I heard the sad news that one of my favorite teachers, Anthony Lanzi, passed away. This is an essay I wrote about him a few years ago.
Our sixth-grade teacher, Mr. Lanzi, was a towering figure with a swarthy complexion and dark, wavy hair teased high and coated with hairspray. Not a strand seemed out of place. Imagine, if you will, a taller, thinner, nattier version of Elvis Presley. That’s how I remember Mr. Lanzi.
I think he had previously studied or worked in the theater, and he wore a hint of makeup to class—light powder on his cheeks—as if he might be called upon in the middle of a school day to fill the role of an understudy and he wanted to be prepared to take the stage and claim his big break.
What I remember most about him were his powerful hands; if my best friend, Billy, and I acted up, Mr. Lanzi would casually walk behind us, the scent of his musky cologne wafting near our desks, place his hands on our shoulders, and squeeze our trapezius muscles. We would squirm in our seats, cease our misbehavior, and pay attention to his instruction.
Mr. Lanzi’s passion for learning was contagious, and he made education a rich, interactive experience for students. He expanded our imaginations with projects and activities that surpassed textbook knowledge.
Our class hosted special events like Italian Day, when we cooked an Italian supper and learned about Italian culture. I remember trays of food spread out on red and white checkered tablecloths, and our menu included spaghetti, breadsticks, cannoli pastries, and even small cups of espresso (which we sweetened with heaping teaspoons of sugar).

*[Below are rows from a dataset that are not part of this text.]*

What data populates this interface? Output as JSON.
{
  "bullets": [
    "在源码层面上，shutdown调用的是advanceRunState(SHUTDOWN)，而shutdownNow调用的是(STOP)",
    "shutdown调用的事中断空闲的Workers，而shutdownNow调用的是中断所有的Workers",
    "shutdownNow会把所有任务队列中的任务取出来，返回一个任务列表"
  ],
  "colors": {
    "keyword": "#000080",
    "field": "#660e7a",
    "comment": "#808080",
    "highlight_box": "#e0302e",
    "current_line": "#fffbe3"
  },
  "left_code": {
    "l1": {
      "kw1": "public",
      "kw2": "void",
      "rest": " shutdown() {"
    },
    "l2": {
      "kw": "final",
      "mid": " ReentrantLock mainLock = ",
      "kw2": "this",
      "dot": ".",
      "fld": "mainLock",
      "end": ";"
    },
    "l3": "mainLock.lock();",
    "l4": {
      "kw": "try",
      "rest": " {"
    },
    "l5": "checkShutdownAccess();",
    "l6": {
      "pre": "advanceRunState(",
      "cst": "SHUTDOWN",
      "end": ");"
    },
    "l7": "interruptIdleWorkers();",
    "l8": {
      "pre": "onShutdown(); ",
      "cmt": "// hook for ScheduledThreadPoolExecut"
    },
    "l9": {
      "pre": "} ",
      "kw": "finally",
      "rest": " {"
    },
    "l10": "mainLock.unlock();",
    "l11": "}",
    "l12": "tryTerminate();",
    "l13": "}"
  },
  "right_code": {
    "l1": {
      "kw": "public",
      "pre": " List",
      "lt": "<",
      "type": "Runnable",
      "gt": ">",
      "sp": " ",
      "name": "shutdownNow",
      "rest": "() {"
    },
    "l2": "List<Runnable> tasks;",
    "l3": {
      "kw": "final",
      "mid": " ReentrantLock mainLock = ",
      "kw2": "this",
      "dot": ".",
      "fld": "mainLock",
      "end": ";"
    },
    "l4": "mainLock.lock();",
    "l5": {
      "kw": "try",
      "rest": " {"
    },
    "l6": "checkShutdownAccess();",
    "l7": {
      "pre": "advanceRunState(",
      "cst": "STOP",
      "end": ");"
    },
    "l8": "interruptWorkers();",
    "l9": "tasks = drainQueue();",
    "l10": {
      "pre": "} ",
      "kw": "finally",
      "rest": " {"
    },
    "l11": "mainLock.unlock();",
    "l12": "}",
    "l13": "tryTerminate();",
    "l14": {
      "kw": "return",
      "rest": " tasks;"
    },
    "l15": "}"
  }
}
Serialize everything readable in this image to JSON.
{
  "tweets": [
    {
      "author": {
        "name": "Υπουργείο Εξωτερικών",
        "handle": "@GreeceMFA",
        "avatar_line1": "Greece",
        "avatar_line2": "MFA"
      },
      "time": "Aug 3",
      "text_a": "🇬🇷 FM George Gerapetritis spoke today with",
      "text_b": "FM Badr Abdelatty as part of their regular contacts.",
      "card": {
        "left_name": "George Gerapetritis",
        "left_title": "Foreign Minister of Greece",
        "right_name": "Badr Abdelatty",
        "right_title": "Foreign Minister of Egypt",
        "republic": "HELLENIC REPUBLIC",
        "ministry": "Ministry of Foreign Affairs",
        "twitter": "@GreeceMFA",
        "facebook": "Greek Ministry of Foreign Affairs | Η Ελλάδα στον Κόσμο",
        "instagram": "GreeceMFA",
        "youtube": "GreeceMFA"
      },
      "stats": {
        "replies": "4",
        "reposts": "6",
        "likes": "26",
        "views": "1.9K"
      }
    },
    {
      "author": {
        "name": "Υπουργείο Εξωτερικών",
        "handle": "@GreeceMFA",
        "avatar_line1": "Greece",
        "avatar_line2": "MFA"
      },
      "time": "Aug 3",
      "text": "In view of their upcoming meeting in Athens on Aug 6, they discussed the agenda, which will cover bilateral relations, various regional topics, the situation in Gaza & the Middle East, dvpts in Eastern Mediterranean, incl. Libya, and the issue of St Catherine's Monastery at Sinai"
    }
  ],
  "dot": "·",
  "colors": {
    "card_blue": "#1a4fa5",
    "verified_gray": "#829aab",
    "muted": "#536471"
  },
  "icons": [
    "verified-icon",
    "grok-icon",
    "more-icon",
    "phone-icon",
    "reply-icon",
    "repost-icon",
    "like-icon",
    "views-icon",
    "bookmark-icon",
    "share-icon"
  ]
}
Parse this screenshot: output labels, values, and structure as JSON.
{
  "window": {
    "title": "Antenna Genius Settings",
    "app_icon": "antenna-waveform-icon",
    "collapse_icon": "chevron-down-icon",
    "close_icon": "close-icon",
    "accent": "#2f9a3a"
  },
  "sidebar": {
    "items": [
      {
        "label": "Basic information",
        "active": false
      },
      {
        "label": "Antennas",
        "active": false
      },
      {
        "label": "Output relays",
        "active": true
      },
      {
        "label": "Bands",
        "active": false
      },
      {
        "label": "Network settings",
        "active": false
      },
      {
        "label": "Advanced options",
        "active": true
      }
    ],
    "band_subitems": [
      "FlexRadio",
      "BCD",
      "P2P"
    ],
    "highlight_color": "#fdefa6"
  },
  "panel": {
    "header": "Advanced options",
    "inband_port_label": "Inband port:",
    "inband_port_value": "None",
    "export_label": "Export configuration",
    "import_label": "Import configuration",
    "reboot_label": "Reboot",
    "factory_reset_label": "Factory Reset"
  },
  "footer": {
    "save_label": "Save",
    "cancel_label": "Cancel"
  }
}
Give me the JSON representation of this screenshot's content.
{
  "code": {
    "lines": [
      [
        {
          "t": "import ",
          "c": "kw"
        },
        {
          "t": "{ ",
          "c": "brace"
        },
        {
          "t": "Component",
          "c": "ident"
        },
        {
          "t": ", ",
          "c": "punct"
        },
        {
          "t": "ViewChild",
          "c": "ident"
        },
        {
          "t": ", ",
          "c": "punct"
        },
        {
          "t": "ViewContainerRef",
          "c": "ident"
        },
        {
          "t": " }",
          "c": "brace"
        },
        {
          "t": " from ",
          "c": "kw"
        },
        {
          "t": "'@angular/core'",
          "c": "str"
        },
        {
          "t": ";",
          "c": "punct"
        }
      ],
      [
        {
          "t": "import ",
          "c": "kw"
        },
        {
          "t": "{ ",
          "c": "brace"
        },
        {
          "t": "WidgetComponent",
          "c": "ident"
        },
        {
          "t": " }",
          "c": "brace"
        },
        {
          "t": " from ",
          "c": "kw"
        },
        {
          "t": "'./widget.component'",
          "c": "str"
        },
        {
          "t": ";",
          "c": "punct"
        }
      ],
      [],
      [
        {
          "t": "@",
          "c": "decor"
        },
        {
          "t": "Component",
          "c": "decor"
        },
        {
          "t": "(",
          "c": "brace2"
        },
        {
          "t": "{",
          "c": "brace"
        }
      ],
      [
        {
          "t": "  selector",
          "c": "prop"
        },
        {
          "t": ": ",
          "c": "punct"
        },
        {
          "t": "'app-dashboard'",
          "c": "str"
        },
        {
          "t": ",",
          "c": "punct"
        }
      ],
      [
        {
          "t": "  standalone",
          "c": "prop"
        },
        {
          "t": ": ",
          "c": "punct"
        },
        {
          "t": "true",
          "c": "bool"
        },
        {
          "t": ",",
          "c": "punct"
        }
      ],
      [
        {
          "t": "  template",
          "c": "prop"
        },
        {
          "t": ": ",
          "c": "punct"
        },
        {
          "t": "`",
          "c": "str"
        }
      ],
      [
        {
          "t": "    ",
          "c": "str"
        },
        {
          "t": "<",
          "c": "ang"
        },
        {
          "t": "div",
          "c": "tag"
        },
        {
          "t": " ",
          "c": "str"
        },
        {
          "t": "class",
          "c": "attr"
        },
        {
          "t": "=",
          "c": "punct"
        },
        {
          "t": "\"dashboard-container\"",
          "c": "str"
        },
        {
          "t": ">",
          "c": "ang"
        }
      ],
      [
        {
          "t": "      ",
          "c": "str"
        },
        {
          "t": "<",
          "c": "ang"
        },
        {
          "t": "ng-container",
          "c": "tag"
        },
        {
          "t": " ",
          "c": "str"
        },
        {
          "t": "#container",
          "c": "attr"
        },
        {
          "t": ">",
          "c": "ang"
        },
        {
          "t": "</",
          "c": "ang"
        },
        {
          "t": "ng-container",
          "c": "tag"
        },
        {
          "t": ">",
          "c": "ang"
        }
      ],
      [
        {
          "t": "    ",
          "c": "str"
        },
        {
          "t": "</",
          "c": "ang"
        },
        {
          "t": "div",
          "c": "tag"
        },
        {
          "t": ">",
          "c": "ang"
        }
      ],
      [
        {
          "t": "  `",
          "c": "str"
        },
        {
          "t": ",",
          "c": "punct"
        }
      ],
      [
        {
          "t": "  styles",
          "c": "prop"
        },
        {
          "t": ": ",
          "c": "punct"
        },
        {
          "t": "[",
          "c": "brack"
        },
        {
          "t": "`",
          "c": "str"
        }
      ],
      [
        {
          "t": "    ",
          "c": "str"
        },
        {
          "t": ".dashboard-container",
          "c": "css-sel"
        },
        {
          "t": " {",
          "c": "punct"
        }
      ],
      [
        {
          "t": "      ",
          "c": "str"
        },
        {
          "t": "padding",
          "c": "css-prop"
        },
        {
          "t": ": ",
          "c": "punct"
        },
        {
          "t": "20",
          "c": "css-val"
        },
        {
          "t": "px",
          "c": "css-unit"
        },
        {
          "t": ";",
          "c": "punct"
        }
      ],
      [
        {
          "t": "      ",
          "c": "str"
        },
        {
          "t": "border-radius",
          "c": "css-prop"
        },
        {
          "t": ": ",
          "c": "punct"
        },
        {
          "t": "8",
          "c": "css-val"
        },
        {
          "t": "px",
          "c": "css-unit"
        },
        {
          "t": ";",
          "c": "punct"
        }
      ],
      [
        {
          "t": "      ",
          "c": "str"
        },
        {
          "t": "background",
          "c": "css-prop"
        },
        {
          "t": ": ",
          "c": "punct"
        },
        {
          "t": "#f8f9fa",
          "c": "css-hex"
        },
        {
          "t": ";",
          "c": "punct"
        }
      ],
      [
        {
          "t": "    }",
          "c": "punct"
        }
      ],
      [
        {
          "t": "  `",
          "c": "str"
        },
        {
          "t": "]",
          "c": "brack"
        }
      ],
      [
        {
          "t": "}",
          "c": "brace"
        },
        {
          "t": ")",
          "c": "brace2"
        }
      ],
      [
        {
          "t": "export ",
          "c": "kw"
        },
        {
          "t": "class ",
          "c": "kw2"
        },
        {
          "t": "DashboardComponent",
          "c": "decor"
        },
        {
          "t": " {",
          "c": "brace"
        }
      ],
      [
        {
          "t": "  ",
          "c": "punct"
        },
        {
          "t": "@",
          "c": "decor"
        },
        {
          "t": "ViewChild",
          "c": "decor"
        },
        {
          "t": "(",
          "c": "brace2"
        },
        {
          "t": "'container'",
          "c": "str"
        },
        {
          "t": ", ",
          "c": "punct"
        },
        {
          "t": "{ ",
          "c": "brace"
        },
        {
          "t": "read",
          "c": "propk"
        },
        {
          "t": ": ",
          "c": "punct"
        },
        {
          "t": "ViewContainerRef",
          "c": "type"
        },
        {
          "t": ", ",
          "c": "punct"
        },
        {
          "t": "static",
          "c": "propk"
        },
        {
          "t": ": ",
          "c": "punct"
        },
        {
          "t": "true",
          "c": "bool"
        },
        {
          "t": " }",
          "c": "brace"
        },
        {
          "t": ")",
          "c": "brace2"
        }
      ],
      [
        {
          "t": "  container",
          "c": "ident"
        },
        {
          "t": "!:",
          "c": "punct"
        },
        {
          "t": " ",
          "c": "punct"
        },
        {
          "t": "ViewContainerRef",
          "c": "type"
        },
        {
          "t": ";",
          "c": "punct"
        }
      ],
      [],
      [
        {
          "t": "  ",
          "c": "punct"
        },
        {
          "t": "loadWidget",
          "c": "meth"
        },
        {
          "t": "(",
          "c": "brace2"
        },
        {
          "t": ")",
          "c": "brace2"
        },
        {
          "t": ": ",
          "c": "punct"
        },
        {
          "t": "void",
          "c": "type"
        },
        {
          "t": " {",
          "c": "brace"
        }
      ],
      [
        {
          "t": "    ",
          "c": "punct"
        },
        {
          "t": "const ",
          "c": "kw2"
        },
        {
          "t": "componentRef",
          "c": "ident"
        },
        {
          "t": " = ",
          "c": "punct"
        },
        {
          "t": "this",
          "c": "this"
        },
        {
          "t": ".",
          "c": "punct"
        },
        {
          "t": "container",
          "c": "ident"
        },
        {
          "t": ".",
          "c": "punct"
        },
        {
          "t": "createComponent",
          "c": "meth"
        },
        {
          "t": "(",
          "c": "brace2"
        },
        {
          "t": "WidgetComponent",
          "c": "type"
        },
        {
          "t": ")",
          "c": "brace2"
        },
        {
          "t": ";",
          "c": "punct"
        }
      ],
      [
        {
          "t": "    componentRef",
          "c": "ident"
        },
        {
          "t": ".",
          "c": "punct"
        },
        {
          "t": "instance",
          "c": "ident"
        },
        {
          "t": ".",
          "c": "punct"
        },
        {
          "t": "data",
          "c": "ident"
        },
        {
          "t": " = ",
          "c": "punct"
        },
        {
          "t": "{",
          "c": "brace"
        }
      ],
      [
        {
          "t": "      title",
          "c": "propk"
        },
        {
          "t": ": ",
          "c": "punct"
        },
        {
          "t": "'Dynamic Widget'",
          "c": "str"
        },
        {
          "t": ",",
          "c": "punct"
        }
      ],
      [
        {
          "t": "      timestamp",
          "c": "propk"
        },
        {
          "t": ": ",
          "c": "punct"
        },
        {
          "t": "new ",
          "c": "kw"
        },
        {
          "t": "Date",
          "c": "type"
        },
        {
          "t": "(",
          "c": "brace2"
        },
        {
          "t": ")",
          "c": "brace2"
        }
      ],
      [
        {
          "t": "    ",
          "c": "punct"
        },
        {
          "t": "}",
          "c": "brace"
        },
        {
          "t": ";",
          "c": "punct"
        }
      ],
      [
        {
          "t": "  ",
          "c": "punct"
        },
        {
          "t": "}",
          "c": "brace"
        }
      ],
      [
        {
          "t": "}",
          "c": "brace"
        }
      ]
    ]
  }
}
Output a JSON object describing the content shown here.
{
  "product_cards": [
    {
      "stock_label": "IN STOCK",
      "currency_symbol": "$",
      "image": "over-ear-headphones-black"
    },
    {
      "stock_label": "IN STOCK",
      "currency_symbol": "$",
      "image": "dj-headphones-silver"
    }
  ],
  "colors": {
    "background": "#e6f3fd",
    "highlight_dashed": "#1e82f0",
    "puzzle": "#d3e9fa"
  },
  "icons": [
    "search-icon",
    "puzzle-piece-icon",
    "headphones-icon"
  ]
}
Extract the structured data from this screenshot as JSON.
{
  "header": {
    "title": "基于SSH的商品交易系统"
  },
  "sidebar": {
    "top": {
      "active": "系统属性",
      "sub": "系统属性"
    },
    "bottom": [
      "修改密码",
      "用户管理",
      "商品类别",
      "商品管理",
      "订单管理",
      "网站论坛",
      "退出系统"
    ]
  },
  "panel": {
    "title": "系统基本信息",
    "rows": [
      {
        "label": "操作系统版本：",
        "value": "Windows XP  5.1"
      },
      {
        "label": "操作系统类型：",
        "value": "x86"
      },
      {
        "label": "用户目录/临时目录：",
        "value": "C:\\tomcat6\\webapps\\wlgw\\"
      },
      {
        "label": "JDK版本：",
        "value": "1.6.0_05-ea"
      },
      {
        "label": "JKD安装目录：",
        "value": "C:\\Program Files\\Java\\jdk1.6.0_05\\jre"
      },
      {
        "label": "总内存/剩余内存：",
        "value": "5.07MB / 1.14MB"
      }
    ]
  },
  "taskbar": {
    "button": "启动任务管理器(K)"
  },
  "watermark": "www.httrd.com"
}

Mr. Lanzi’s class produced an annual stage play; during my sixth-grade year we performed a version of Charles Dickens’s A Christmas Carol, and I played the Ghost of Christmas Present, dressing up as Santa Claus for the part. I was disappointed Mr. Lanzi didn’t cast me in the lead role of Ebenezer Scrooge, but he expressed confidence in me that I could make the Ghost of Christmas Present memorable.
He encouraged me to shout “Ho, ho, ho” when I entered the auditorium through the back doors and then sit on the lap of a strict fourth-grade teacher, Mrs. Stocknick, who sat in the audience. His direction led to rousing laughter and applause, and a jolt of energy and excitement rushed through my body as I climbed the steps to the stage.
The lessons Mr. Lanzi imparted have stuck with me to this day. He exposed me to the arts, and he showed me the importance of taking pride in your work.
Mr. Lanzi never had a “dress down” day; instead, he wore clean, dark suits devoid of wrinkles. He never went through the motions or watched the wall clock—wishing the seconds would tick down and the school day end.
And as a firm but compassionate teacher, he served as a strong role model, someone students could admire and emulate.
Mr. Lanzi demanded excellence from the students of DeWitt Clinton elementary school, even though the school was situated in a poor section of Rome, New York, and many of the kids came from low-income families. He expected us to succeed. He didn’t accept our excuses, and his faith in our abilities gave us confidence that we could achieve high goals.
I remember during one of our last classes, after we held our end-of-the-year picnic and before our graduation ceremony, my friend Aimee and I were talking about starting junior high school in the fall. Because Aimee and I were both short, we felt nervous about making the jump to seventh grade and feared getting “swallowed up” in the larger school and getting picked on by the bigger kids.
Mr. Lanzi overheard us and said, “Don’t worry. You’ll both be fine.” And then he smiled and said something like, “Remember, we expect great things from you.”